Then Meldrum looks at the famous Shipton Yeti prints, which he's convinced are real -- if perhaps pathological because of the twin big toes on one foot.  (He ignores the idea that the print is something else distorted by snow melt.  None of the rest of the photos look like the "footprint" cast to me.)  The show points out that only one species of primate is known to live in cold weather, and speculates that Yeti might have adapted, too.  Redmond, at least believes that Yeti don't live in the snow, but merely pass through.  He also believes in a lowland yeti called "mandi baru" (sp).  They mention the yarin as well, and quickly turn to gigantopithecus as a possible explanation.  Could Bigfoot be this human offshoot/ancestor?  There are sightings of such creatures worldwide, especially in Russia, where they are called almas.  They recount a Red Army encounter with such a creature and then talk about the "hobbit" found in SE Asia and orang pendek.  Then they turn to homo heidelbergensis, a large-framed human offshot, as a likely suspect.  We then get stories or bigfoots/wildmen chasing and kidnapping women.
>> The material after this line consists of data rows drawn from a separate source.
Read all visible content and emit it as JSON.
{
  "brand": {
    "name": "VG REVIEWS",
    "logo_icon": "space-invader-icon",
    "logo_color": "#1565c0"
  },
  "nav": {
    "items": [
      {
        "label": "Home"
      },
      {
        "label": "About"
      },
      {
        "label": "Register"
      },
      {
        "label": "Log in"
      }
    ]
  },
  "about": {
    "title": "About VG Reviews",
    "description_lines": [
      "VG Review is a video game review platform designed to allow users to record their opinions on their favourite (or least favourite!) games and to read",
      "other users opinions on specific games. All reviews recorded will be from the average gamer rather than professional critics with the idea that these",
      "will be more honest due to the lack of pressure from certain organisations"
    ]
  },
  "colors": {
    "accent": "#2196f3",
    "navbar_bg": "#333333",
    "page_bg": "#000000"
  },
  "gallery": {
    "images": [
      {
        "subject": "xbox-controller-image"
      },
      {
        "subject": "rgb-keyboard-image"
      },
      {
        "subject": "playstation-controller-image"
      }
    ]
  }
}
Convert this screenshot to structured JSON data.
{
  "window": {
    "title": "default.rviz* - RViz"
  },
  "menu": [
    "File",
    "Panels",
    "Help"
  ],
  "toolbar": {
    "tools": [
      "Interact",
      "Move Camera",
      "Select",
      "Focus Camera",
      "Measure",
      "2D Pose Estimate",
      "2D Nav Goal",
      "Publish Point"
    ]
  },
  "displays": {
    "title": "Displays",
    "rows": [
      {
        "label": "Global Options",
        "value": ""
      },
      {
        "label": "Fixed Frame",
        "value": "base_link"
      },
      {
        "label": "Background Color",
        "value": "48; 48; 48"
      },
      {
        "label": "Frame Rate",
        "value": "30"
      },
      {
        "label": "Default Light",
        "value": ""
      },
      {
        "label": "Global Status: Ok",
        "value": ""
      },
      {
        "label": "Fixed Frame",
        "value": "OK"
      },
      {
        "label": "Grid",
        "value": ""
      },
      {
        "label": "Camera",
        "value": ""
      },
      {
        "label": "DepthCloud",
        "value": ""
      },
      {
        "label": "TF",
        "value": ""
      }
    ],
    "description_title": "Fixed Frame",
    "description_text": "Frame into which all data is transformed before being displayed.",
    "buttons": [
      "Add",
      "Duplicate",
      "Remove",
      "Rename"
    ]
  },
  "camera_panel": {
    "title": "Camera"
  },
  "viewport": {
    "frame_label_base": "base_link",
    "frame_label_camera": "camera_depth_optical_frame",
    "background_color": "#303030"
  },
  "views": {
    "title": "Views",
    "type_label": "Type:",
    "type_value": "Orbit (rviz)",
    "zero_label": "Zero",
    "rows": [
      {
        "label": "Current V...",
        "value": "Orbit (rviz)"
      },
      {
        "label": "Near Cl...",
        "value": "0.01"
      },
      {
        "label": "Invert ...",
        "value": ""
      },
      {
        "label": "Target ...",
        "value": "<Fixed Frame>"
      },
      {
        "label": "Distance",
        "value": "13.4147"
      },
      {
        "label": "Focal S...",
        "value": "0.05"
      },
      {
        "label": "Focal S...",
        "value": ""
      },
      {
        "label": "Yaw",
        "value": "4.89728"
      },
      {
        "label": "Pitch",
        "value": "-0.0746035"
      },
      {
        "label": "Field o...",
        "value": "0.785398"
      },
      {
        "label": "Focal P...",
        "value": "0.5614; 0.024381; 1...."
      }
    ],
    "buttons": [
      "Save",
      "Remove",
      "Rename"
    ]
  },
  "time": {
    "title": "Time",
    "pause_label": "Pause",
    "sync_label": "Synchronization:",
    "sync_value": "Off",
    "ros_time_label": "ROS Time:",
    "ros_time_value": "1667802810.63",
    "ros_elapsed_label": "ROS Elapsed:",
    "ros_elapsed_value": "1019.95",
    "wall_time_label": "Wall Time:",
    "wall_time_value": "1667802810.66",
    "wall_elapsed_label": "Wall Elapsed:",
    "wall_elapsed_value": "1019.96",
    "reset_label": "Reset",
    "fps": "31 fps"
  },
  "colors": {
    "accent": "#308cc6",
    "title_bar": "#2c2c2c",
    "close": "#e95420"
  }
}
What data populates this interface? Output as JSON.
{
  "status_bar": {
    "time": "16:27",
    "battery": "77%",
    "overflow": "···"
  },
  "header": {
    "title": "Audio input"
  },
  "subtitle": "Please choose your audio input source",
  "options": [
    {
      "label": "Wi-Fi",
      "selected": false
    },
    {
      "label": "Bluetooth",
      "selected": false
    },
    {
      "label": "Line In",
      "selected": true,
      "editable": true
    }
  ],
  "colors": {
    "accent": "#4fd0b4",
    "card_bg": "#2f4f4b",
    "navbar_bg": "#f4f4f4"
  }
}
Jack Rink then suggests that bigfoot isn't a throwback, but rather modern humans who have deliberately adapted to the wild -- possibly as part of a shamanistic ritual.  In British Columbia, one First Nations archeologist believes that Squamish nation initiates spent years training in the woods, covering themselves in moss to keep warm.  When these "wild people" were seen by members of other societies, they led to the legends.  The show then suggests that these shamanic traditions may continue even today, all over the world.  But is this enough to explain all the sightings worldwide?  The team weighs all the evidence and -- not surprisingly -- the skeptics remain skeptical and the believers remain believers.  What seems clear is that the Patterson film escalated sightings, but not all sightings are hoaxes or easily explained.  Bill Sellers points out that if these creatures were real, there should be more solid physical evidence.

With a title like Bigfoot: The Definitive Guide, one would hope for a show full of sightings and good science.  While we do get plenty of stories and sightings, a pretty good overview of the phenomenon, and a veritable catalog of bigfoots, bigfoot-like creatures, and suspects for what bigfoot could really be, the science beyond that cataloging is very much of the "I want to believe" variety rather than actual "how can we form a hypothesis and test it" science.  What we mostly get, rather than "good" science is speculation, lots and lots of speculation.